*Task to complete*:
Where in the records does the word "пристрій" occur? Copy each line in which it does.

(Dataset rows describing interfaces)
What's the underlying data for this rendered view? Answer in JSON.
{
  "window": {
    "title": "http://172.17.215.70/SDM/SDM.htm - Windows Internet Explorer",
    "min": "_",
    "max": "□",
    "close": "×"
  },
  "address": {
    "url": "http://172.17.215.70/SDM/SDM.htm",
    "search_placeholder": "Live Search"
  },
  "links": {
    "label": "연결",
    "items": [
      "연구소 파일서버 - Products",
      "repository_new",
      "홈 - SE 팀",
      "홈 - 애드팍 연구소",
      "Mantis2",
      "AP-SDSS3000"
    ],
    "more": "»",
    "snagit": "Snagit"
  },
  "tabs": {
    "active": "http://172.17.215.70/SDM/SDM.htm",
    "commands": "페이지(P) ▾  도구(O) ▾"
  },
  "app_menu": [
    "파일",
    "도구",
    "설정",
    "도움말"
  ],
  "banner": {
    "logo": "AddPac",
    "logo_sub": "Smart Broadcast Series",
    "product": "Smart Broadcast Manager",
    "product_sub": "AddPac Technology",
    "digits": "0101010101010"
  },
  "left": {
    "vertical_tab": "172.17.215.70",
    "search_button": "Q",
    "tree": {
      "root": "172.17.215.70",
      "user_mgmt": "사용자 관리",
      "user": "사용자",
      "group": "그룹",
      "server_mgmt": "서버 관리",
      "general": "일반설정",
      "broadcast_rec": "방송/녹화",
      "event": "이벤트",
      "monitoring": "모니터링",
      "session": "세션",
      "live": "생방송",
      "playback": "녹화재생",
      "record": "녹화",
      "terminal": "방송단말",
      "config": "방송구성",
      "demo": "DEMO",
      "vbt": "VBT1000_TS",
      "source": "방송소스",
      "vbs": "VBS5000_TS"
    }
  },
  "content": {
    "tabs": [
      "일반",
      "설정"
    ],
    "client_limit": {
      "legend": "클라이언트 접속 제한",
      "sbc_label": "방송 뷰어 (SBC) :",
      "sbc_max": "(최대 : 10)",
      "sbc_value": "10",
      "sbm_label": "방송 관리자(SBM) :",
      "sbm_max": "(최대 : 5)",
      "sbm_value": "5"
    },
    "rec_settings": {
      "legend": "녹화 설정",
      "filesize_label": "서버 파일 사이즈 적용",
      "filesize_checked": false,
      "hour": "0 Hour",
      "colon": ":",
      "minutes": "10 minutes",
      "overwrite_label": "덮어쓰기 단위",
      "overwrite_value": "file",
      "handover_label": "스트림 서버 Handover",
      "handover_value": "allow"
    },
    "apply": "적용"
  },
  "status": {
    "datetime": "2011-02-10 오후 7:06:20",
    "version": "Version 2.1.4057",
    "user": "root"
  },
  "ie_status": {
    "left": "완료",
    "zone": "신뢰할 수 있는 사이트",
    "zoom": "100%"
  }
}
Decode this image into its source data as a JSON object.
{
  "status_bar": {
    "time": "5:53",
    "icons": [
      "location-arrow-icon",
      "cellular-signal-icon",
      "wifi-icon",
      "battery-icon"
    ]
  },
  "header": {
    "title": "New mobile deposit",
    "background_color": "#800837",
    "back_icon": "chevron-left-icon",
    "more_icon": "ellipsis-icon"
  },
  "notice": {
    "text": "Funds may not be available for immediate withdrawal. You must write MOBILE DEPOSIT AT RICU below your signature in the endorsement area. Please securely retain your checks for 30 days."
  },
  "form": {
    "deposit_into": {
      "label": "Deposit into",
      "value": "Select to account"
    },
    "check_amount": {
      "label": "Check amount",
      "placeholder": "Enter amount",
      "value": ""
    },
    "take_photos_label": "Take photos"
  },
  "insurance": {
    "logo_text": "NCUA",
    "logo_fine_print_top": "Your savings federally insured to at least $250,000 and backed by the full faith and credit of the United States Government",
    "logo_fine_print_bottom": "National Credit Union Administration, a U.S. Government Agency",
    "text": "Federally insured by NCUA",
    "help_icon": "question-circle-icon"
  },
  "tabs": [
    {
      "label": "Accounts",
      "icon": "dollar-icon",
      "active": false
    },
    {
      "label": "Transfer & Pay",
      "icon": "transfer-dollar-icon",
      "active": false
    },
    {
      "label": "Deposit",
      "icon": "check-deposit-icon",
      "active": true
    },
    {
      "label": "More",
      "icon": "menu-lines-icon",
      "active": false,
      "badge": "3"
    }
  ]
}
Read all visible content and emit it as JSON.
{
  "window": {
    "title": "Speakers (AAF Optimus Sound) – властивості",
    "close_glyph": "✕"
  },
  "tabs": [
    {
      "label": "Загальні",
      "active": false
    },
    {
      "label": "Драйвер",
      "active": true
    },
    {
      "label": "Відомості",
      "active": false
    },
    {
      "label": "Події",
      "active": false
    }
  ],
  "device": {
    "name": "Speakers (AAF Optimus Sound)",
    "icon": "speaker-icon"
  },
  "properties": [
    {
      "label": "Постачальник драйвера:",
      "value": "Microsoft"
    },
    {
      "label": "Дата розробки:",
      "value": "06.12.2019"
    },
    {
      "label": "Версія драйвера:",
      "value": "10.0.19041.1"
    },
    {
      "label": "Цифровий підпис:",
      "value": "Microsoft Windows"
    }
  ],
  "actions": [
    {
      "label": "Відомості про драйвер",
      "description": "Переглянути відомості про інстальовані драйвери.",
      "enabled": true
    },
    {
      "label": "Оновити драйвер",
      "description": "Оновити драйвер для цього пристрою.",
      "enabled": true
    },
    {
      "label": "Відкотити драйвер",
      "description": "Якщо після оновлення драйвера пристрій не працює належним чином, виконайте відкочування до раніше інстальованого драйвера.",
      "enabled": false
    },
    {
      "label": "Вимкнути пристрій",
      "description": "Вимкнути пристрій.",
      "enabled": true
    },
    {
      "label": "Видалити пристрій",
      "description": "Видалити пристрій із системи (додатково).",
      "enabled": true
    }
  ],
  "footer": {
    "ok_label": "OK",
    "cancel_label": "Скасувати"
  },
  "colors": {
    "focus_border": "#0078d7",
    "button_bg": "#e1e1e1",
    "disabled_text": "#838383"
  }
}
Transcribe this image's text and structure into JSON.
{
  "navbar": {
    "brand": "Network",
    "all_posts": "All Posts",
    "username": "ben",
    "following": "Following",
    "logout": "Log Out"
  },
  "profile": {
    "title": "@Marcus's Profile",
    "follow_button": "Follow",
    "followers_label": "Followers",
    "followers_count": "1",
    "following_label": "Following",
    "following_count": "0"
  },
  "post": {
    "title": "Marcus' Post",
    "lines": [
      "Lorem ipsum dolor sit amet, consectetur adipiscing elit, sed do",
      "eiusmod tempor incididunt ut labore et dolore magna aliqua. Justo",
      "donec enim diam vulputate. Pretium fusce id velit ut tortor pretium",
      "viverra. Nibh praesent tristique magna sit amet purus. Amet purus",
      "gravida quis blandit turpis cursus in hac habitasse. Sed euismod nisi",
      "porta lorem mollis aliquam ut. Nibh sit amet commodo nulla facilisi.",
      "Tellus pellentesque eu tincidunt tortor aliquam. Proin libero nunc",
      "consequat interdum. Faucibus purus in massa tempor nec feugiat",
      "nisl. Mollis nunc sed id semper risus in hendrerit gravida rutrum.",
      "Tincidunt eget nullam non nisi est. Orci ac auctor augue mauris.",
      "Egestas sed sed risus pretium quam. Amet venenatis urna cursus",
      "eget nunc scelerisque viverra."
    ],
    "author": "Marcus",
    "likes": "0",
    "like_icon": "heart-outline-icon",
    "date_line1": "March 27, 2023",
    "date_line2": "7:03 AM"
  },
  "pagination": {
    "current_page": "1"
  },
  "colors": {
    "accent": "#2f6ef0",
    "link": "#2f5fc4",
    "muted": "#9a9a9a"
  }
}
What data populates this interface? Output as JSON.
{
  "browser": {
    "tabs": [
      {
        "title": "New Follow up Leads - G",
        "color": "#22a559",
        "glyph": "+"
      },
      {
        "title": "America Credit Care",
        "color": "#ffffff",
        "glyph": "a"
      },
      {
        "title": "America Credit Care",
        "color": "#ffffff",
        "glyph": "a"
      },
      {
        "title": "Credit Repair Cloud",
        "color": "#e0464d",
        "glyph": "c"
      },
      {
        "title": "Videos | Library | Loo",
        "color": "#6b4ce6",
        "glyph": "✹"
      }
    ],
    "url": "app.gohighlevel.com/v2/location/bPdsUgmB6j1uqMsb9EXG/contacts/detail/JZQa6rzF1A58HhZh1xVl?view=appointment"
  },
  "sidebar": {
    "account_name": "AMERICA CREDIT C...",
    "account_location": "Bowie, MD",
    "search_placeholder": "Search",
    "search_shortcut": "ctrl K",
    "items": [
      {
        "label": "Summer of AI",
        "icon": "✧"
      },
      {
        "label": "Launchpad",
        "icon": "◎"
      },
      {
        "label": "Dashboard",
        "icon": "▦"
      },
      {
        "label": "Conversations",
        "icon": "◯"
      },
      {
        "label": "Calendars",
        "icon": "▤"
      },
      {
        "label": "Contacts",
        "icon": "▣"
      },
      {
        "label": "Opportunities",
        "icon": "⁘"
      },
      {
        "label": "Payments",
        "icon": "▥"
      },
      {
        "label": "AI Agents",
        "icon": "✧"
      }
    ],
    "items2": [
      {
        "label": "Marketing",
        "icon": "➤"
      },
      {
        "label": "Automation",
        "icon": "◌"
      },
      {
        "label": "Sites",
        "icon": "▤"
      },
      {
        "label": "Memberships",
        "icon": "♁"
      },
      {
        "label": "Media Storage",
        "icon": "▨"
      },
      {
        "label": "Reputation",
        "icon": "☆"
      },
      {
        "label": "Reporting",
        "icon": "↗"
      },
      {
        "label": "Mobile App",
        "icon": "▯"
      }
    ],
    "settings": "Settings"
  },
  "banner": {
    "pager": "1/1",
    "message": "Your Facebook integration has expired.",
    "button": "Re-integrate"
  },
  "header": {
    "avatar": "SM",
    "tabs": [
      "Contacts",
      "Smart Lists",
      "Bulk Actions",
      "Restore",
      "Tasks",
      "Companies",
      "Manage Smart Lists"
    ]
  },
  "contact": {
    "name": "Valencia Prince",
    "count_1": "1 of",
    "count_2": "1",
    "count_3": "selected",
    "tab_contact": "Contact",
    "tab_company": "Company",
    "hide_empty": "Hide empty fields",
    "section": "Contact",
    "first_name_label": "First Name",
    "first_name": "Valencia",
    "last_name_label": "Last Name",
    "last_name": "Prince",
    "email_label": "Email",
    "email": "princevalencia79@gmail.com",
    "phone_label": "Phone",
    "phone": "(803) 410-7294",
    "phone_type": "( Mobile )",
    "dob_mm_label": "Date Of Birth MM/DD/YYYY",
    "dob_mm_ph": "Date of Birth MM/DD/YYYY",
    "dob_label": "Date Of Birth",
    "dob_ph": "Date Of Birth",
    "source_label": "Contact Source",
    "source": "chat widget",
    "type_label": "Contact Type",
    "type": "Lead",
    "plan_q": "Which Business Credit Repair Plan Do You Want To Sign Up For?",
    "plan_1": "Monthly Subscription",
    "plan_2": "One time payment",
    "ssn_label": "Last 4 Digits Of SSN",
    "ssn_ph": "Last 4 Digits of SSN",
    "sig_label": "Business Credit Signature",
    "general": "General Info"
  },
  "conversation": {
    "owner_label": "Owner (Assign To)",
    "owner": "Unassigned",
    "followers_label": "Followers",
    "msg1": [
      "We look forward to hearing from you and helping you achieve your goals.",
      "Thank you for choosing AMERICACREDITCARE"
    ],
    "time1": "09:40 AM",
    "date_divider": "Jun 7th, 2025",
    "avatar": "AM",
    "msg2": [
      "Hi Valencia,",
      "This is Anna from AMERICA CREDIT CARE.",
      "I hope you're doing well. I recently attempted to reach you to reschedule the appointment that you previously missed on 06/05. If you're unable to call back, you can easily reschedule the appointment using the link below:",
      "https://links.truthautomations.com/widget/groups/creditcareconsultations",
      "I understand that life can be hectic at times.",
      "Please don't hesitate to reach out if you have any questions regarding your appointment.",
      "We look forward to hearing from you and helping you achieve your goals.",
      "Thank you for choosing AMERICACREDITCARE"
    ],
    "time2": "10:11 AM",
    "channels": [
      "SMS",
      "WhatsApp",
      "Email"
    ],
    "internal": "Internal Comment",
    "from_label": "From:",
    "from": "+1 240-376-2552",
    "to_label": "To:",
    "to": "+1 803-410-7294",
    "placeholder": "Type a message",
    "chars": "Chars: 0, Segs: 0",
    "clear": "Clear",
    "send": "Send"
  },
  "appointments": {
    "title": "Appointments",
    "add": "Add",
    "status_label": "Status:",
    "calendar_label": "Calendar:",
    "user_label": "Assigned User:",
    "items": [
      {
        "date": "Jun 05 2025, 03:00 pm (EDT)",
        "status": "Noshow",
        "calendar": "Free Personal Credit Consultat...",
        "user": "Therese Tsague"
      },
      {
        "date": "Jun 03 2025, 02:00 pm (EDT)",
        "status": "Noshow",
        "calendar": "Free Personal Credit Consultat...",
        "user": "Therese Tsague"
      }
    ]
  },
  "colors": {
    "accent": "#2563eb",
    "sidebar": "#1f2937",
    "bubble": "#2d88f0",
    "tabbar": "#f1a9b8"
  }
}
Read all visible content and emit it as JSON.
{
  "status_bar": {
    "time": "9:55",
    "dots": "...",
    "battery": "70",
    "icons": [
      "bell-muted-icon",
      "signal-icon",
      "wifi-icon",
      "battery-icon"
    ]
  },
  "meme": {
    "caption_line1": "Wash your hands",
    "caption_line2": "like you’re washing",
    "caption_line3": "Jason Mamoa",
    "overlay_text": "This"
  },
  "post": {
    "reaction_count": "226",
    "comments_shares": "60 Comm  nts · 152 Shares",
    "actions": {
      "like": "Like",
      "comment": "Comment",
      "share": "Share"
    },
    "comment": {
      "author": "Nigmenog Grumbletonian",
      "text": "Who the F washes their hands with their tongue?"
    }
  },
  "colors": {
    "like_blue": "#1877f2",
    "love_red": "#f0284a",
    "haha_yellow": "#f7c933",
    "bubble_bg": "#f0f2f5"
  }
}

*Exercise response*:
      "description": "Якщо після оновлення драйвера пристрій не працює належним чином, виконайте відкочування до раніше інстальованого драйвера.",
      "label": "Вимкнути пристрій",
      "description": "Вимкнути пристрій.",
      "label": "Видалити пристрій",
      "description": "Видалити пристрій із системи (додатково).",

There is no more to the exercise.